Your instructions:
A faithful copy of all the data below, please; leave no line out.

Exercise data:
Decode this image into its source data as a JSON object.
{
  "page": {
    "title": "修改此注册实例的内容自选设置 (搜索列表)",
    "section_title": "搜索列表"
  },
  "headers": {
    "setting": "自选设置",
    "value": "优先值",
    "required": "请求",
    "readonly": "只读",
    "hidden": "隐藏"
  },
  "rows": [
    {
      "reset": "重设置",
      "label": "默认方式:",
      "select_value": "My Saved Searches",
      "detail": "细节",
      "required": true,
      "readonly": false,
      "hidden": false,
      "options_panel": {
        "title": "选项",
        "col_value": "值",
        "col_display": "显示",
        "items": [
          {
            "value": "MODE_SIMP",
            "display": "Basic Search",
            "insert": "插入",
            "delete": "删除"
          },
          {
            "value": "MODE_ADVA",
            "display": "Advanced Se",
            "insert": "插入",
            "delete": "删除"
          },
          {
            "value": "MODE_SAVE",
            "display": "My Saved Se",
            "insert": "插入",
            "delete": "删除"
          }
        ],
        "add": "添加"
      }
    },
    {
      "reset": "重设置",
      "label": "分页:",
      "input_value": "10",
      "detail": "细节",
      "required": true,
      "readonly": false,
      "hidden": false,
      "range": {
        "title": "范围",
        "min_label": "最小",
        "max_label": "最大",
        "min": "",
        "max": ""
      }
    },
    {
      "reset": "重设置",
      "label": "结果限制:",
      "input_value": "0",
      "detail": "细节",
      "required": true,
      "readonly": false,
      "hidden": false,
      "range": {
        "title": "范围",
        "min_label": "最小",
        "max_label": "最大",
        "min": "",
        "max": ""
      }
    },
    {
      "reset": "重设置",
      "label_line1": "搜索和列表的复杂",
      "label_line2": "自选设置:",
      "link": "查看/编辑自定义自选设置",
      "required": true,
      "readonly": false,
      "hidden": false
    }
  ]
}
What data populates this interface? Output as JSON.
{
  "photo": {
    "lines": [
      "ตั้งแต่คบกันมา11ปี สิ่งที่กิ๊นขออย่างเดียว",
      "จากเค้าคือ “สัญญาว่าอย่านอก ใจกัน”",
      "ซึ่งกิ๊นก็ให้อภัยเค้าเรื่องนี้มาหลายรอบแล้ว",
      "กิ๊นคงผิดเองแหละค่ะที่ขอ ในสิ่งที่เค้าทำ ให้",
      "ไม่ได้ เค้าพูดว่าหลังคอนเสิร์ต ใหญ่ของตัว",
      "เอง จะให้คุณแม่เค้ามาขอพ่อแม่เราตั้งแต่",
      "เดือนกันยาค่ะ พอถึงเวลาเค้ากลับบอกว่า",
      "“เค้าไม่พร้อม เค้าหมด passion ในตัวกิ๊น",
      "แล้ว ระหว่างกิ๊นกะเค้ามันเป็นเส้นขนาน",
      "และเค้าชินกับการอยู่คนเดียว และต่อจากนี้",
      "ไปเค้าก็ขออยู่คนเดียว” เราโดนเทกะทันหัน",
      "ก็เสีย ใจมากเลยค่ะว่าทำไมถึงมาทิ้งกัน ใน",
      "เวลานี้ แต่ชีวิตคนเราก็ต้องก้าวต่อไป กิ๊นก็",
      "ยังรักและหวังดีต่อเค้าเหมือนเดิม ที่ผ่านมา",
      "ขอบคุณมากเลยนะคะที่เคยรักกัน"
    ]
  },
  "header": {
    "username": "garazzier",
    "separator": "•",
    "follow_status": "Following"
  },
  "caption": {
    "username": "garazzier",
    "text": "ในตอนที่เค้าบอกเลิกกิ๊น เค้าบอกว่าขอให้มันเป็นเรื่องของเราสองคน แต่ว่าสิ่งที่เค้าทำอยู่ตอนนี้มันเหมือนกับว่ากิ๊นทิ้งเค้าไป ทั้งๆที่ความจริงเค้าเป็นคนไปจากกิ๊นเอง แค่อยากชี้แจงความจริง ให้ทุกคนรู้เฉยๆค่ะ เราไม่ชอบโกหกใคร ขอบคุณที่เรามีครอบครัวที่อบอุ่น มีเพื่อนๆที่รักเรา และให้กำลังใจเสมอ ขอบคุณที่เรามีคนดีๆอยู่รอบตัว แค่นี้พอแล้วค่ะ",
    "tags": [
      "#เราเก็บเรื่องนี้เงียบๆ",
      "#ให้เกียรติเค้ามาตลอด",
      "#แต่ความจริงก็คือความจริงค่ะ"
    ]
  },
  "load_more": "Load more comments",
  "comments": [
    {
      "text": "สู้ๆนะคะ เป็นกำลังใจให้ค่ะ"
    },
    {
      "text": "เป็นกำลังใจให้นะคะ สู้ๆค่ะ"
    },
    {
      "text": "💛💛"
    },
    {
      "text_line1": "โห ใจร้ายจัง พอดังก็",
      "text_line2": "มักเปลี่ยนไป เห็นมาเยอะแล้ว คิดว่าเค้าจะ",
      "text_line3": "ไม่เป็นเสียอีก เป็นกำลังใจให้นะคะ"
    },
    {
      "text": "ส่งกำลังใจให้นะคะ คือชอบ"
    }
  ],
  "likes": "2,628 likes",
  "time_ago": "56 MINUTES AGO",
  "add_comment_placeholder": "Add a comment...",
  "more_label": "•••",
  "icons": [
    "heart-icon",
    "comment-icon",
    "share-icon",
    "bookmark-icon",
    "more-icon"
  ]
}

Your response:
Decode this image into its source data as a JSON object.
{
  "page": {
    "title": "修改此注册实例的内容自选设置 (搜索列表)",
    "section_title": "搜索列表"
  },
  "headers": {
    "setting": "自选设置",
    "value": "优先值",
    "required": "请求",
    "readonly": "只读",
    "hidden": "隐藏"
  },
  "rows": [
    {
      "reset": "重设置",
      "label": "默认方式:",
      "select_value": "My Saved Searches",
      "detail": "细节",
      "required": true,
      "readonly": false,
      "hidden": false,
      "options_panel": {
        "title": "选项",
        "col_value": "值",
        "col_display": "显示",
        "items": [
          {
            "value": "MODE_SIMP",
            "display": "Basic Search",
            "insert": "插入",
            "delete": "删除"
          },
          {
            "value": "MODE_ADVA",
            "display": "Advanced Se",
            "insert": "插入",
            "delete": "删除"
          },
          {
            "value": "MODE_SAVE",
            "display": "My Saved Se",
            "insert": "插入",
            "delete": "删除"
          }
        ],
        "add": "添加"
      }
    },
    {
      "reset": "重设置",
      "label": "分页:",
      "input_value": "10",
      "detail": "细节",
      "required": true,
      "readonly": false,
      "hidden": false,
      "range": {
        "title": "范围",
        "min_label": "最小",
        "max_label": "最大",
        "min": "",
        "max": ""
      }
    },
    {
      "reset": "重设置",
      "label": "结果限制:",
      "input_value": "0",
      "detail": "细节",
      "required": true,
      "readonly": false,
      "hidden": false,
      "range": {
        "title": "范围",
        "min_label": "最小",
        "max_label": "最大",
        "min": "",
        "max": ""
      }
    },
    {
      "reset": "重设置",
      "label_line1": "搜索和列表的复杂",
      "label_line2": "自选设置:",
      "link": "查看/编辑自定义自选设置",
      "required": true,
      "readonly": false,
      "hidden": false
    }
  ]
}
What data populates this interface? Output as JSON.
{
  "photo": {
    "lines": [
      "ตั้งแต่คบกันมา11ปี สิ่งที่กิ๊นขออย่างเดียว",
      "จากเค้าคือ “สัญญาว่าอย่านอก ใจกัน”",
      "ซึ่งกิ๊นก็ให้อภัยเค้าเรื่องนี้มาหลายรอบแล้ว",
      "กิ๊นคงผิดเองแหละค่ะที่ขอ ในสิ่งที่เค้าทำ ให้",
      "ไม่ได้ เค้าพูดว่าหลังคอนเสิร์ต ใหญ่ของตัว",
      "เอง จะให้คุณแม่เค้ามาขอพ่อแม่เราตั้งแต่",
      "เดือนกันยาค่ะ พอถึงเวลาเค้ากลับบอกว่า",
      "“เค้าไม่พร้อม เค้าหมด passion ในตัวกิ๊น",
      "แล้ว ระหว่างกิ๊นกะเค้ามันเป็นเส้นขนาน",
      "และเค้าชินกับการอยู่คนเดียว และต่อจากนี้",
      "ไปเค้าก็ขออยู่คนเดียว” เราโดนเทกะทันหัน",
      "ก็เสีย ใจมากเลยค่ะว่าทำไมถึงมาทิ้งกัน ใน",
      "เวลานี้ แต่ชีวิตคนเราก็ต้องก้าวต่อไป กิ๊นก็",
      "ยังรักและหวังดีต่อเค้าเหมือนเดิม ที่ผ่านมา",
      "ขอบคุณมากเลยนะคะที่เคยรักกัน"
    ]
  },
  "header": {
    "username": "garazzier",
    "separator": "•",
    "follow_status": "Following"
  },
  "caption": {
    "username": "garazzier",
    "text": "ในตอนที่เค้าบอกเลิกกิ๊น เค้าบอกว่าขอให้มันเป็นเรื่องของเราสองคน แต่ว่าสิ่งที่เค้าทำอยู่ตอนนี้มันเหมือนกับว่ากิ๊นทิ้งเค้าไป ทั้งๆที่ความจริงเค้าเป็นคนไปจากกิ๊นเอง แค่อยากชี้แจงความจริง ให้ทุกคนรู้เฉยๆค่ะ เราไม่ชอบโกหกใคร ขอบคุณที่เรามีครอบครัวที่อบอุ่น มีเพื่อนๆที่รักเรา และให้กำลังใจเสมอ ขอบคุณที่เรามีคนดีๆอยู่รอบตัว แค่นี้พอแล้วค่ะ",
    "tags": [
      "#เราเก็บเรื่องนี้เงียบๆ",
      "#ให้เกียรติเค้ามาตลอด",
      "#แต่ความจริงก็คือความจริงค่ะ"
    ]
  },
  "load_more": "Load more comments",
  "comments": [
    {
      "text": "สู้ๆนะคะ เป็นกำลังใจให้ค่ะ"
    },
    {
      "text": "เป็นกำลังใจให้นะคะ สู้ๆค่ะ"
    },
    {
      "text": "💛💛"
    },
    {
      "text_line1": "โห ใจร้ายจัง พอดังก็",
      "text_line2": "มักเปลี่ยนไป เห็นมาเยอะแล้ว คิดว่าเค้าจะ",
      "text_line3": "ไม่เป็นเสียอีก เป็นกำลังใจให้นะคะ"
    },
    {
      "text": "ส่งกำลังใจให้นะคะ คือชอบ"
    }
  ],
  "likes": "2,628 likes",
  "time_ago": "56 MINUTES AGO",
  "add_comment_placeholder": "Add a comment...",
  "more_label": "•••",
  "icons": [
    "heart-icon",
    "comment-icon",
    "share-icon",
    "bookmark-icon",
    "more-icon"
  ]
}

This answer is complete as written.